Brazil intensifies "defense actions" on its northern border in the face of the escalation of the conflict between Venezuela and Guyana

The Venezuelan authorities' claim intensified on May 20, 2015, after U.S. oil giant Exxon Mobil announced that it had discovered a field near the border of the two countries.

The Brazilian Ministry of Defense reported that it has reinforced its military presence due to the growing tension between Venezuela and Guyana due to the Essequibo territorial dispute that could culminate in military action by the Bolivarian Regime of Maduro, to "recover" a territory that it historically claims as its own. The conflict has intensified after Caracas announced a consultative referendum in which Venezuelan citizens are asked if they should "reject by all means" what they describe as an attempt to "strip us of our Guayana Esequiba."
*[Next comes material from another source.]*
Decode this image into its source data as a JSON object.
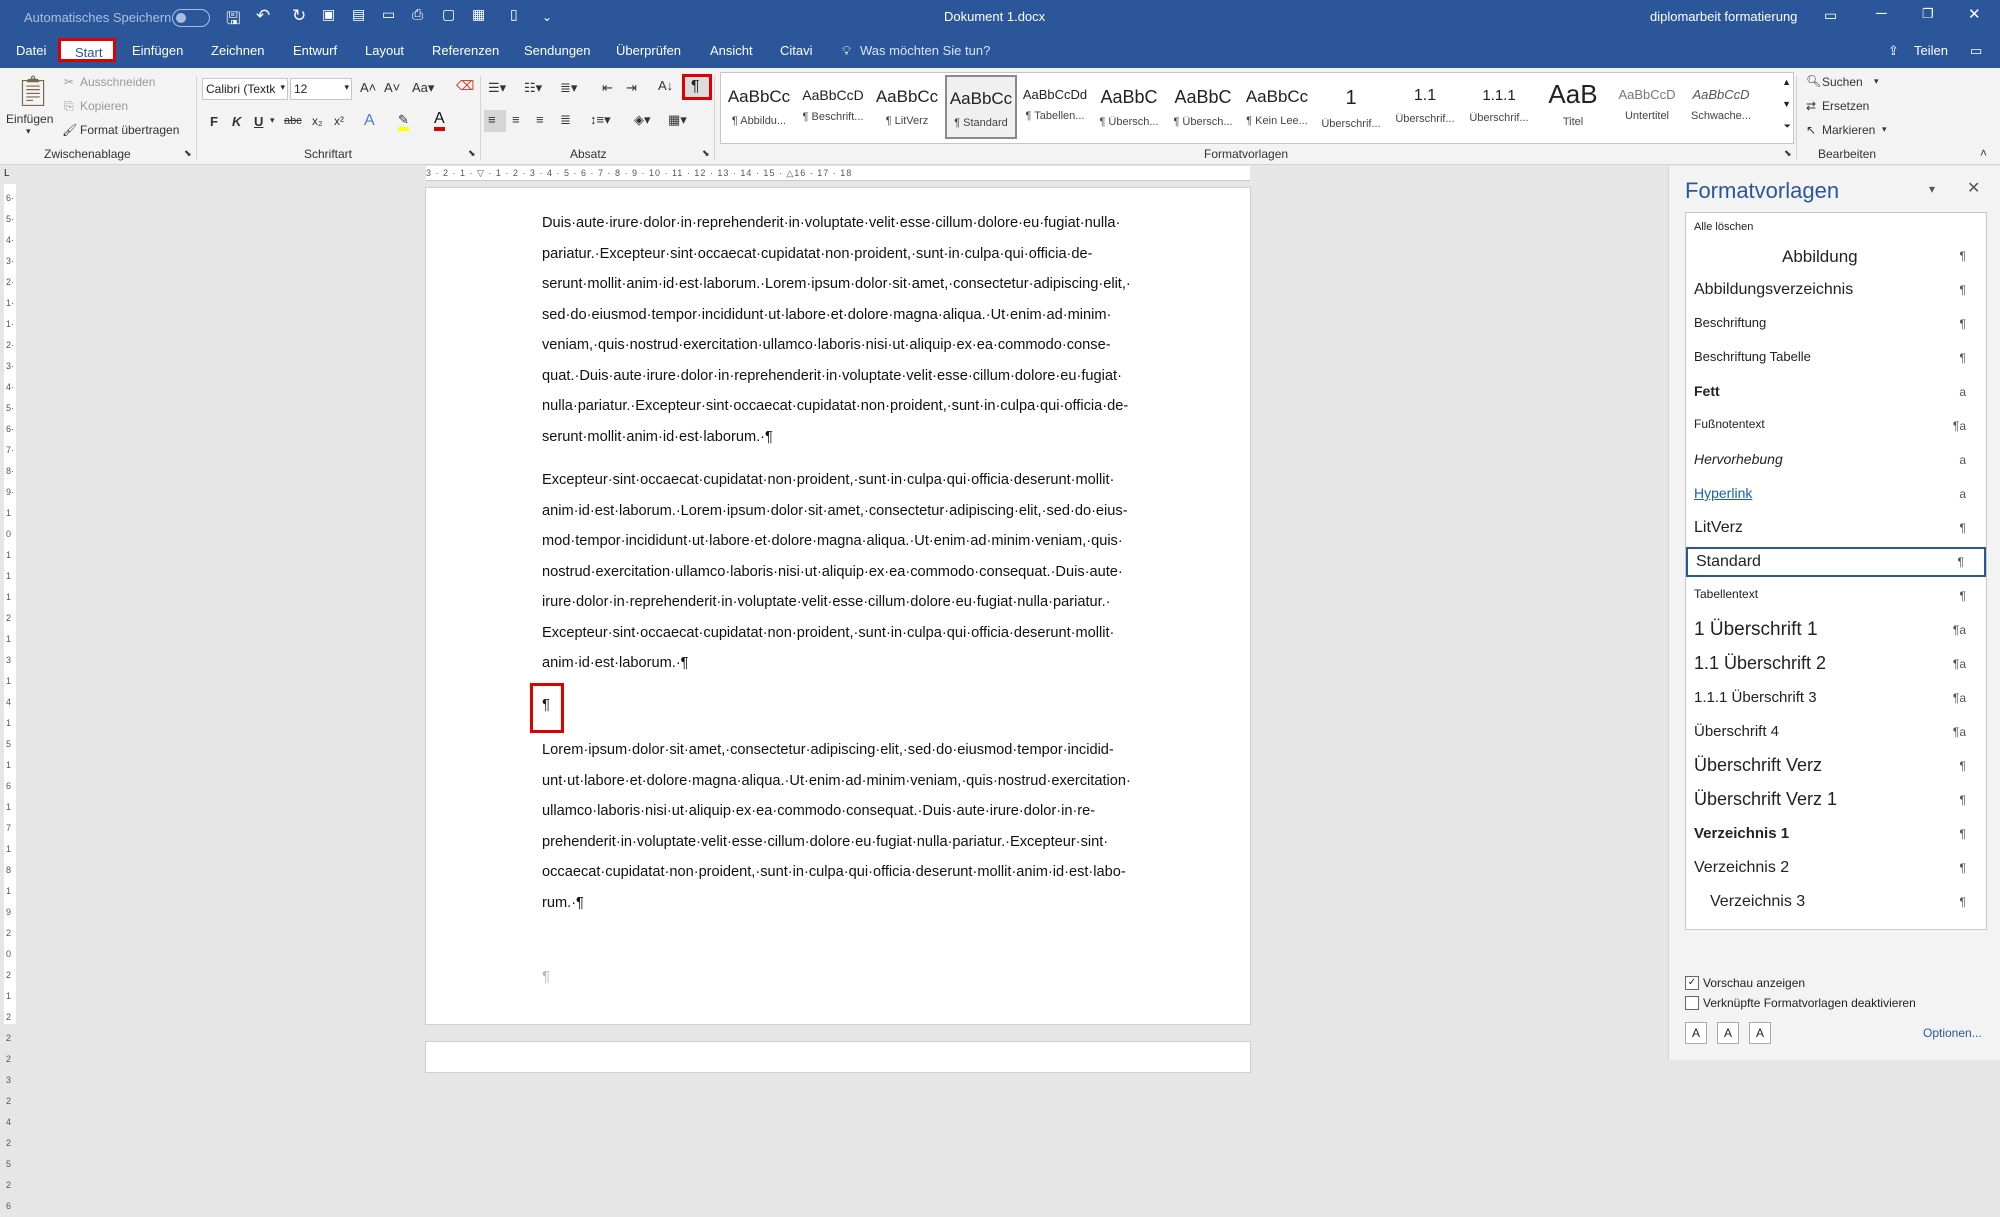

"The Ministry of Defense said, in a statement, that it has been monitoring the situation and that defense actions have been intensified in the northern border region of the country, promoting a greater military presence,'" Agencia Brasil, a media outlet, explained. public communication.

Essequibo has a wide variety of minerals and natural resources, making it one of the most diverse places in the world. In addition to its natural wealth, considerable oil deposits have been discovered in the region. Venezuela's claim intensified on May 20, 2015, after the American giant Exxon Mobil announced that it had discovered a deposit in its Liza-1 well, located in the Stabroek block, in a coastal area near the border between Guyana and Venezuela, according to the BBC.

The Brazilian state of Roraima, in the middle of the Amazon jungle, borders both Venezuela and the Guyanese region of Essequibo, which is a territory of almost 160,000 square kilometers claimed by Caracas for more than a century.

Following the decision of the Venezuelan authorities, Guyana asked the International Court of Justice to suspend the consultation, claiming that it opens the way for Venezuela to annex the territory "by any means."

"Brazil's interest is not to have military problems"

In that sense, Brazil explained that it supports Venezuela in its decision to hold the referendum because it considers that it is an internal matter. The secretary for Latin America and the Caribbean in Itamaraty, ambassador Gisela María Figueiredo Padovan, stated that she hopes that the situation will be resolved through dialogue.

" Padovan added that Brazil's interest is not to have military or war problems in the region and that it understands that the referendum that Venezuela will hold is an internal issue for the country. He also said that Brazilian diplomacy defends a solution through dialogue, either through bilateral negotiations or through the International Court of Justice (ICJ), which affirmed, in April of this year, that it has jurisdiction over the case," highlighted the Brazil Agency.

The Venezuelan consultative referendum will be held next Sunday, December 3. However, the International Court of Justice is expected to issue a position on the matter this Thursday.

According to the newspaper The National, Venezuela's claim dates back to 1899 when it protested the award made by the arbitral tribunal meeting in Paris - which ruled in favor of the United Kingdom's claims over the territory - on the grounds that there had been defects of nullity in the decision. In 1949, a memorandum by the American lawyer Severo Mallet-Prevost was made public, in which he denounced that the award was a political compromise and that the judges were not impartial. Severo Mallet-Prevost's revelations and other documents lead Venezuela to declare the award "null and void," according to the BBC. However, it was not until 1962 when he achieved tangible progress by obtaining the support of the UN, after the discovery of documents that compromised the legality of that act.